PROBLEM TO WORK ON:
Would you copy each line of the records that includes the word "Settings"?

EXERCISE MATERIALS:
::::::::

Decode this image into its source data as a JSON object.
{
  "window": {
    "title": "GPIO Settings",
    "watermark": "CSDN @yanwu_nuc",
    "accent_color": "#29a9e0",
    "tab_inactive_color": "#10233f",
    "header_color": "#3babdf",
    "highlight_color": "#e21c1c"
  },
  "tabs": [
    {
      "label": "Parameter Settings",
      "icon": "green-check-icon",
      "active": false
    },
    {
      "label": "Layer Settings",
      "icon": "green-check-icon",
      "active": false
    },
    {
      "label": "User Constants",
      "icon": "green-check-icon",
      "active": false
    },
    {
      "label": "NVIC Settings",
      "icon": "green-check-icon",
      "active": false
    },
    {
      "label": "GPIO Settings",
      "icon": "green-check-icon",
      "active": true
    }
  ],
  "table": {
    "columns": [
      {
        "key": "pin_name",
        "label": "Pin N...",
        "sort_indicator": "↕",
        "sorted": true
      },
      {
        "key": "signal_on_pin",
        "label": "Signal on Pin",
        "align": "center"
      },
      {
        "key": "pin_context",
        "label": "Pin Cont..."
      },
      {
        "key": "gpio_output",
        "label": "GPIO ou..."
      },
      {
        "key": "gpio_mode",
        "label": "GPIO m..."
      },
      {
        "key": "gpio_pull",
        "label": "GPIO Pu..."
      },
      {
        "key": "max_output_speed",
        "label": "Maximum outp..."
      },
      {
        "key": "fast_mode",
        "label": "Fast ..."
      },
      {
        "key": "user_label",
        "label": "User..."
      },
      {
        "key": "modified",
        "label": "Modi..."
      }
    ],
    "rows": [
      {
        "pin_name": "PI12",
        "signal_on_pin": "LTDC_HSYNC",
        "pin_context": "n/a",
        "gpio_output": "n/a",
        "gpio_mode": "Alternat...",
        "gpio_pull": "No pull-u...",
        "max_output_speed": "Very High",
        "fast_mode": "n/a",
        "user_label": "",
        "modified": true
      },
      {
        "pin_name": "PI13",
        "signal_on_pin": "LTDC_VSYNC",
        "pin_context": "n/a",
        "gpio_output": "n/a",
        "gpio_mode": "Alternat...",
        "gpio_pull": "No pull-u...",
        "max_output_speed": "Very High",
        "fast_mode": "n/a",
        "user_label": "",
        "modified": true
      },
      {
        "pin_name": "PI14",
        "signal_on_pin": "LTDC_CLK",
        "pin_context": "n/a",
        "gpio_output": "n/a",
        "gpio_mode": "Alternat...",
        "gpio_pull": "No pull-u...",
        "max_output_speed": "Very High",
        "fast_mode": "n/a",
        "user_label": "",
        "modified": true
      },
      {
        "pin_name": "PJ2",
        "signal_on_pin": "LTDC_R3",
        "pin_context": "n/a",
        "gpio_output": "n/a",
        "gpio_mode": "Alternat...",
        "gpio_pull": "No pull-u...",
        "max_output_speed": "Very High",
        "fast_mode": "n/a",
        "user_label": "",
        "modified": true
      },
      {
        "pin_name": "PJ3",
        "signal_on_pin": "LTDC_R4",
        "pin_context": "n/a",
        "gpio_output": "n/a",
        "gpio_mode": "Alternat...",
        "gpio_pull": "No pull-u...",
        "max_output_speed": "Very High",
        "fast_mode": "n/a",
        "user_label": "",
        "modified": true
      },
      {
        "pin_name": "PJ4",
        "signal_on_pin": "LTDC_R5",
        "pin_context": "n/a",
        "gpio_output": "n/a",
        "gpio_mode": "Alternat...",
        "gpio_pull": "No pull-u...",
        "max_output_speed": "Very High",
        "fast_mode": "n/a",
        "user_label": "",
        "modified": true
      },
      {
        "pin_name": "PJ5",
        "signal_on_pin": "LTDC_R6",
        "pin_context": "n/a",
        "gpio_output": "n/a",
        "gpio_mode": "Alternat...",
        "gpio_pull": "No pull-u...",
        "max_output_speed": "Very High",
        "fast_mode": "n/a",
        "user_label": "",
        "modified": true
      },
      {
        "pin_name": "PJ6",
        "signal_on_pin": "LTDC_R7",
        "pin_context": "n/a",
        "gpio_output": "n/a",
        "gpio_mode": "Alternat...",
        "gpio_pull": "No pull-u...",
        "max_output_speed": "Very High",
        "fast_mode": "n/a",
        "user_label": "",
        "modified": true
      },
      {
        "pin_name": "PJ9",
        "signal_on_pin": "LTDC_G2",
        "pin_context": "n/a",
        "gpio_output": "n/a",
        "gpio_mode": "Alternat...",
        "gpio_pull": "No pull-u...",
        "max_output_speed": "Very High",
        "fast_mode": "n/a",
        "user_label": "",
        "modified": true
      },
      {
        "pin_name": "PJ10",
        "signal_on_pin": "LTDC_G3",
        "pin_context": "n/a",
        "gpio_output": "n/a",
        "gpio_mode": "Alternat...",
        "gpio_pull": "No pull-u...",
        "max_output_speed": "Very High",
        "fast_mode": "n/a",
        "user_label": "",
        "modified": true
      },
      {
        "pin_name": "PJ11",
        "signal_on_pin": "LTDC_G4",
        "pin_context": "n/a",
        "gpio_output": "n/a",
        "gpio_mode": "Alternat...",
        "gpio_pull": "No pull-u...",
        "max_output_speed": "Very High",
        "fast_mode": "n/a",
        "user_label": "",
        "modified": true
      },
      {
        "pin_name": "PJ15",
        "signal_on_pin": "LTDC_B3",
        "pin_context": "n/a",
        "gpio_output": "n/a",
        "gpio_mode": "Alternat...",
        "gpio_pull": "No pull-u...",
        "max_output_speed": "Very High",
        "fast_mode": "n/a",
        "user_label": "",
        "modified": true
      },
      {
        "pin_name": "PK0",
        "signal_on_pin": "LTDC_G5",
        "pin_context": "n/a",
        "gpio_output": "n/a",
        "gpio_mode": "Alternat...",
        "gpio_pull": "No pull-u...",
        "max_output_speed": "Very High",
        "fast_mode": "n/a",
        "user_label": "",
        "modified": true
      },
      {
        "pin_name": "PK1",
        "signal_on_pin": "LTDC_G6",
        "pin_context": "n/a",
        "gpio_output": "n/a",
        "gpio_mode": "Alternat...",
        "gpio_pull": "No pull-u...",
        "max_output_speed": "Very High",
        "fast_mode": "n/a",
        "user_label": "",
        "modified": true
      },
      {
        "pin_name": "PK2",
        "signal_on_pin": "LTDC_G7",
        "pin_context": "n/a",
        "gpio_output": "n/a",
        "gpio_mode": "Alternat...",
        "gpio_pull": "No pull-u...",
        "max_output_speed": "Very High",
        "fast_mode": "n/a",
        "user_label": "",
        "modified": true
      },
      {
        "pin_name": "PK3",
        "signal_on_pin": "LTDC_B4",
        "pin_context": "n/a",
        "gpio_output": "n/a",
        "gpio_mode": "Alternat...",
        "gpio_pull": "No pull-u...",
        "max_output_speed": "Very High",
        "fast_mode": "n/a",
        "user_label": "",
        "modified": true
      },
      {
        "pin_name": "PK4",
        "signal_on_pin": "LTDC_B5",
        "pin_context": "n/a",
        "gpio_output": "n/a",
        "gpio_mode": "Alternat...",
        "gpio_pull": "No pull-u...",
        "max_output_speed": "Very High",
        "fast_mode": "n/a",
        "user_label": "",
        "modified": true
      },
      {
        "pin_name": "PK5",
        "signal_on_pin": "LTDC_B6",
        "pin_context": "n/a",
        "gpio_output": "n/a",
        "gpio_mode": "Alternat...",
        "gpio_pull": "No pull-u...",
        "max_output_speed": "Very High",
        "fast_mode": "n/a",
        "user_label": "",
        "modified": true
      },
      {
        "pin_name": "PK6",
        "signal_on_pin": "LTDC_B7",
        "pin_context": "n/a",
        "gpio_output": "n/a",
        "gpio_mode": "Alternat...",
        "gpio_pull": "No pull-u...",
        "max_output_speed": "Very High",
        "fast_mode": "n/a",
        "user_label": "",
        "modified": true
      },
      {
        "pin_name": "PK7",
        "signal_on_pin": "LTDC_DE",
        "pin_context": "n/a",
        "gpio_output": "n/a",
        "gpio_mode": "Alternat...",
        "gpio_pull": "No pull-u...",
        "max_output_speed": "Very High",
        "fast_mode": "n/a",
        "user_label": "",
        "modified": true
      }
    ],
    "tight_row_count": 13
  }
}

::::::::

REPLY:
    "title": "GPIO Settings",
      "label": "Parameter Settings",
      "label": "Layer Settings",
      "label": "NVIC Settings",
      "label": "GPIO Settings",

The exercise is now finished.